Because of the recent decline in the number of U.S. medical graduates
choosing to specialize in psychiatry, it is important to reexamine the
process of how a student chooses a psychiatric career. The author explores
the influence of medical school psychiatric education on the subsequent
choice of a psychatric career. The quality of medical school education was
measured roughly by priority scores assigned during National Institutes of
Mental Health peer review of grant applicatons from medical schools across
the United States.
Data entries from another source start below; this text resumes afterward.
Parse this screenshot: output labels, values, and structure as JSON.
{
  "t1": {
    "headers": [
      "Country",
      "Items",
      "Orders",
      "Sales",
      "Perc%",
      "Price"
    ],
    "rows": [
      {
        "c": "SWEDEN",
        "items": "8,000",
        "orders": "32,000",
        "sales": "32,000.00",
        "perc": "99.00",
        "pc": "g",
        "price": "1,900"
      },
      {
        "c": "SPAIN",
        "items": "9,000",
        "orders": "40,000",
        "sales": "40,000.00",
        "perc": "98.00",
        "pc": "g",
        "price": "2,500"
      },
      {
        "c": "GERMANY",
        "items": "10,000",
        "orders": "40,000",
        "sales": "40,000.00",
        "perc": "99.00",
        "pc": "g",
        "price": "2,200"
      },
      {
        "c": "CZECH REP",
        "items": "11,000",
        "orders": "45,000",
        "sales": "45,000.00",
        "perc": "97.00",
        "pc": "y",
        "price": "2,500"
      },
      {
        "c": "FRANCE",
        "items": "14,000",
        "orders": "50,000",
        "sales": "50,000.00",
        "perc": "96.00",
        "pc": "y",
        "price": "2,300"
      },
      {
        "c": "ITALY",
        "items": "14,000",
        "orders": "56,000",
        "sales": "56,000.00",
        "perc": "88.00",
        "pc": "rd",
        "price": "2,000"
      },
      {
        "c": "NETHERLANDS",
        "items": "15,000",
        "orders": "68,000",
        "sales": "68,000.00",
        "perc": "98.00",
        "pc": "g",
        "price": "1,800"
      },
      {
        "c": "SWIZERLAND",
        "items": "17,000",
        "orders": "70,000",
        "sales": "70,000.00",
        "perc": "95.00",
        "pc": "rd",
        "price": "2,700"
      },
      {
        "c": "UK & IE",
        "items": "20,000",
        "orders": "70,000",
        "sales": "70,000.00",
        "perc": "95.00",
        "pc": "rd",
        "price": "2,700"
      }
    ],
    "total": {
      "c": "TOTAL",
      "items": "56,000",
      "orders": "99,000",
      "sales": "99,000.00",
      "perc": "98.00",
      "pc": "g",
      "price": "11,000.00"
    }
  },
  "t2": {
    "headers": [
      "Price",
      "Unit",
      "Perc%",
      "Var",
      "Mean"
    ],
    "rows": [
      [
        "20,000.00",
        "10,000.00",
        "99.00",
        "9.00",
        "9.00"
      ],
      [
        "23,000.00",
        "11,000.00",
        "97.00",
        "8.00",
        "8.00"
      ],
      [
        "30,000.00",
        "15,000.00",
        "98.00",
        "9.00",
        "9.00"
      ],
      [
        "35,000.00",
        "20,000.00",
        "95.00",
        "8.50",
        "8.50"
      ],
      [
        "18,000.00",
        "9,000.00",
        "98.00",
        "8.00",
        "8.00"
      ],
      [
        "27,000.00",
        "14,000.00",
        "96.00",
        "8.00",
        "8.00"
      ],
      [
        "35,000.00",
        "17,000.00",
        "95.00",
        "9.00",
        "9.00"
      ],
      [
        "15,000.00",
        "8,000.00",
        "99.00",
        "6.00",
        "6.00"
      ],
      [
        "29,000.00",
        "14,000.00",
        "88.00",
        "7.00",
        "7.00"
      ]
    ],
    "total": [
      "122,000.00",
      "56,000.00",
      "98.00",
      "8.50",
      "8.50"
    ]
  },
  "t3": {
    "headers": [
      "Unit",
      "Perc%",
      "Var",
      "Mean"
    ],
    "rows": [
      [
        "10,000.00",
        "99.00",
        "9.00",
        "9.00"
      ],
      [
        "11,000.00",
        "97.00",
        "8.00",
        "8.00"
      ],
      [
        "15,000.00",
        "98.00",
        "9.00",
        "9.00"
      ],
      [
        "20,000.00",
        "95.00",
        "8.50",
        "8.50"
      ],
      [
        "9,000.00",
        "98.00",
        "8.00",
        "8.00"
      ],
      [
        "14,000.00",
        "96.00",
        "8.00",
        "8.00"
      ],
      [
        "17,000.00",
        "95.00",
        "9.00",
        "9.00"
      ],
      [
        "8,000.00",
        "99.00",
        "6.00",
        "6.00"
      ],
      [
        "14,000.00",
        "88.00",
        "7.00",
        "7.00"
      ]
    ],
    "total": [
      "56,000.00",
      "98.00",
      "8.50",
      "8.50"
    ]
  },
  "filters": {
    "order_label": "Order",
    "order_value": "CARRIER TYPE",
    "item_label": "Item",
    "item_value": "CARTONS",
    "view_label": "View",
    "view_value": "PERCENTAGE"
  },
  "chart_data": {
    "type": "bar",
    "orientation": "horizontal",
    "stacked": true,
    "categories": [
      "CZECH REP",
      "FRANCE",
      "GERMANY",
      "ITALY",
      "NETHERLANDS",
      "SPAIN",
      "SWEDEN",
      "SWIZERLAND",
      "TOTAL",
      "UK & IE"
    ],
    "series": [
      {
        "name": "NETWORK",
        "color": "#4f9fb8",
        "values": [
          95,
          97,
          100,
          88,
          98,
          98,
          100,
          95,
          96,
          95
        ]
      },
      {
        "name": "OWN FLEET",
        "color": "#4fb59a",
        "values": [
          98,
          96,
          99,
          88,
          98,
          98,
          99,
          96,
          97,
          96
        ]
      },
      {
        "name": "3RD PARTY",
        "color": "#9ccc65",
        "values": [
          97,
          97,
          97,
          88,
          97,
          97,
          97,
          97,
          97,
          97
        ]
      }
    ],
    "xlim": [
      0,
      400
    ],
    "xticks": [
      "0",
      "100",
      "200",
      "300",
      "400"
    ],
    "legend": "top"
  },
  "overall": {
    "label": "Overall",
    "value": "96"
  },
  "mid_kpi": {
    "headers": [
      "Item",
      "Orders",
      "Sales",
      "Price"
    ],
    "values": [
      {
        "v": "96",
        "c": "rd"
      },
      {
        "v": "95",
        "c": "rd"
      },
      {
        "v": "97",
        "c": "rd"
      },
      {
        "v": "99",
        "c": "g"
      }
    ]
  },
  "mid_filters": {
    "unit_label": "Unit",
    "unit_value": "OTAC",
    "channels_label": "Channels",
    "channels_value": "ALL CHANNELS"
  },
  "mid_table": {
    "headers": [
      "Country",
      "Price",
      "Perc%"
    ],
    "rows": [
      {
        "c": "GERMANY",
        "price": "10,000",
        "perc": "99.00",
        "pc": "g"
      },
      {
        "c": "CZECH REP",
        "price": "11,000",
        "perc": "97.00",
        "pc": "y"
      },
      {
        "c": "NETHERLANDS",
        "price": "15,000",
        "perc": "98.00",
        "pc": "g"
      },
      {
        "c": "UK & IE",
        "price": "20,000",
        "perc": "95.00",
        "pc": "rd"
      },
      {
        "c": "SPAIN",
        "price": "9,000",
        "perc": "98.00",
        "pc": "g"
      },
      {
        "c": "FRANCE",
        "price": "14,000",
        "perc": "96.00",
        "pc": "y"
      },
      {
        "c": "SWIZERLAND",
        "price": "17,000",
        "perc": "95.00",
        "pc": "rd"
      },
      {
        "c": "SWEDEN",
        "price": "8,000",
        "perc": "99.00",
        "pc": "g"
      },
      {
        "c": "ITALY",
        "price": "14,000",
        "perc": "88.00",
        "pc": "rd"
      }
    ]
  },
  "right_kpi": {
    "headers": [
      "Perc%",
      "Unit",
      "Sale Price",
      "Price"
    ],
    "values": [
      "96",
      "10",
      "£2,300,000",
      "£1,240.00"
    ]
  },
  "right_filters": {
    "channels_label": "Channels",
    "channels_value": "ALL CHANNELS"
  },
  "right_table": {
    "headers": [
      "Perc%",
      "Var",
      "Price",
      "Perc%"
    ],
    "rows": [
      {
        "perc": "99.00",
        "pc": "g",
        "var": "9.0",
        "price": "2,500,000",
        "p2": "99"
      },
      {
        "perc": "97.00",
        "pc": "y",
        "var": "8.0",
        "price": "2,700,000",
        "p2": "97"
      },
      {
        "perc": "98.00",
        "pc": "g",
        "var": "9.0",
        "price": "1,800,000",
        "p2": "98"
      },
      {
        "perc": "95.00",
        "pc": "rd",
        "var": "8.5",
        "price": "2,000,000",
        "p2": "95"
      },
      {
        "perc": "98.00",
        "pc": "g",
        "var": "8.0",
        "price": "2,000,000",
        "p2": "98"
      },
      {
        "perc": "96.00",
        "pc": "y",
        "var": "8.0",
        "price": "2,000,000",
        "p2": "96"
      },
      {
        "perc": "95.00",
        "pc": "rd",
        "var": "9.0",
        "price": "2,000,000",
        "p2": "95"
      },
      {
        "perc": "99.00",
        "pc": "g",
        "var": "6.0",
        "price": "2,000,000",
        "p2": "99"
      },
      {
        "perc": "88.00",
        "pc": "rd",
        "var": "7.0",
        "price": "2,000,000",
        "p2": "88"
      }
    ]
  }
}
Priority scores correlated positively (.17 to .29) with
the percentage of each school's graduates entering psychiatric training.
The author discusses the implications of these correlations.